Interface dataset entries
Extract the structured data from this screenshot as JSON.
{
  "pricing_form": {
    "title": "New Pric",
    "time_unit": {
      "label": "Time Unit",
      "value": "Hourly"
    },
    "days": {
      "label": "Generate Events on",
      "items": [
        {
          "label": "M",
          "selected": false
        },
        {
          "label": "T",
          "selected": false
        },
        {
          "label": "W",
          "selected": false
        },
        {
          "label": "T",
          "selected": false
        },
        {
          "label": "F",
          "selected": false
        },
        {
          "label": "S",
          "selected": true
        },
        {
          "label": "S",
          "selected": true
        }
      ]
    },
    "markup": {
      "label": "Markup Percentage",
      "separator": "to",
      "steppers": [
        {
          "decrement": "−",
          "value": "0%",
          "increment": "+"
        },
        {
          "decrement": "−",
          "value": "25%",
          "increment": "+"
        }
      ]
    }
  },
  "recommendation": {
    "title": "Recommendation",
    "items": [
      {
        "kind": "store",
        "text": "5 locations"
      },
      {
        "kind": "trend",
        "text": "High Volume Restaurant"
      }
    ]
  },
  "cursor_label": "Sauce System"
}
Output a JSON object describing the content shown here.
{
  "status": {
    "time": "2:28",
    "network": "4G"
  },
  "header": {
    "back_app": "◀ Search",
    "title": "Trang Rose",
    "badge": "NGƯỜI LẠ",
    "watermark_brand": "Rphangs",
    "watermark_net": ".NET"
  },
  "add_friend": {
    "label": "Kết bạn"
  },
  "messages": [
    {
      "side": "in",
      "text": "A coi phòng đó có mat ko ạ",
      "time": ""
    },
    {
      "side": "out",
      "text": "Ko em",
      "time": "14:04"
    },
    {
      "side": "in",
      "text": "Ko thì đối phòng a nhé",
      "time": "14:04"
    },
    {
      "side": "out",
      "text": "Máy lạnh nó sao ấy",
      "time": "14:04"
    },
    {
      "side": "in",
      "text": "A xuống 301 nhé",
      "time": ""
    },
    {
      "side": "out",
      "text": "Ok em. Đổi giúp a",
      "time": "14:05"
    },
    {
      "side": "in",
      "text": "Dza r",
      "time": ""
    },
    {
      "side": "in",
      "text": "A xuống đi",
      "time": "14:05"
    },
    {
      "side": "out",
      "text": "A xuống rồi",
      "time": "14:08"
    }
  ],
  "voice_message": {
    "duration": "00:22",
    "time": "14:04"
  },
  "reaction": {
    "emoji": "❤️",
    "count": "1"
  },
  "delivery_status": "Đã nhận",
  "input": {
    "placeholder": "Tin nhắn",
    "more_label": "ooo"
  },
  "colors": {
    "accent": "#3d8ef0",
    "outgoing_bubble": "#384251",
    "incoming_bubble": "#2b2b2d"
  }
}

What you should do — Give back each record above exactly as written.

Answer box —
Extract the structured data from this screenshot as JSON.
{
  "pricing_form": {
    "title": "New Pric",
    "time_unit": {
      "label": "Time Unit",
      "value": "Hourly"
    },
    "days": {
      "label": "Generate Events on",
      "items": [
        {
          "label": "M",
          "selected": false
        },
        {
          "label": "T",
          "selected": false
        },
        {
          "label": "W",
          "selected": false
        },
        {
          "label": "T",
          "selected": false
        },
        {
          "label": "F",
          "selected": false
        },
        {
          "label": "S",
          "selected": true
        },
        {
          "label": "S",
          "selected": true
        }
      ]
    },
    "markup": {
      "label": "Markup Percentage",
      "separator": "to",
      "steppers": [
        {
          "decrement": "−",
          "value": "0%",
          "increment": "+"
        },
        {
          "decrement": "−",
          "value": "25%",
          "increment": "+"
        }
      ]
    }
  },
  "recommendation": {
    "title": "Recommendation",
    "items": [
      {
        "kind": "store",
        "text": "5 locations"
      },
      {
        "kind": "trend",
        "text": "High Volume Restaurant"
      }
    ]
  },
  "cursor_label": "Sauce System"
}
Output a JSON object describing the content shown here.
{
  "status": {
    "time": "2:28",
    "network": "4G"
  },
  "header": {
    "back_app": "◀ Search",
    "title": "Trang Rose",
    "badge": "NGƯỜI LẠ",
    "watermark_brand": "Rphangs",
    "watermark_net": ".NET"
  },
  "add_friend": {
    "label": "Kết bạn"
  },
  "messages": [
    {
      "side": "in",
      "text": "A coi phòng đó có mat ko ạ",
      "time": ""
    },
    {
      "side": "out",
      "text": "Ko em",
      "time": "14:04"
    },
    {
      "side": "in",
      "text": "Ko thì đối phòng a nhé",
      "time": "14:04"
    },
    {
      "side": "out",
      "text": "Máy lạnh nó sao ấy",
      "time": "14:04"
    },
    {
      "side": "in",
      "text": "A xuống 301 nhé",
      "time": ""
    },
    {
      "side": "out",
      "text": "Ok em. Đổi giúp a",
      "time": "14:05"
    },
    {
      "side": "in",
      "text": "Dza r",
      "time": ""
    },
    {
      "side": "in",
      "text": "A xuống đi",
      "time": "14:05"
    },
    {
      "side": "out",
      "text": "A xuống rồi",
      "time": "14:08"
    }
  ],
  "voice_message": {
    "duration": "00:22",
    "time": "14:04"
  },
  "reaction": {
    "emoji": "❤️",
    "count": "1"
  },
  "delivery_status": "Đã nhận",
  "input": {
    "placeholder": "Tin nhắn",
    "more_label": "ooo"
  },
  "colors": {
    "accent": "#3d8ef0",
    "outgoing_bubble": "#384251",
    "incoming_bubble": "#2b2b2d"
  }
}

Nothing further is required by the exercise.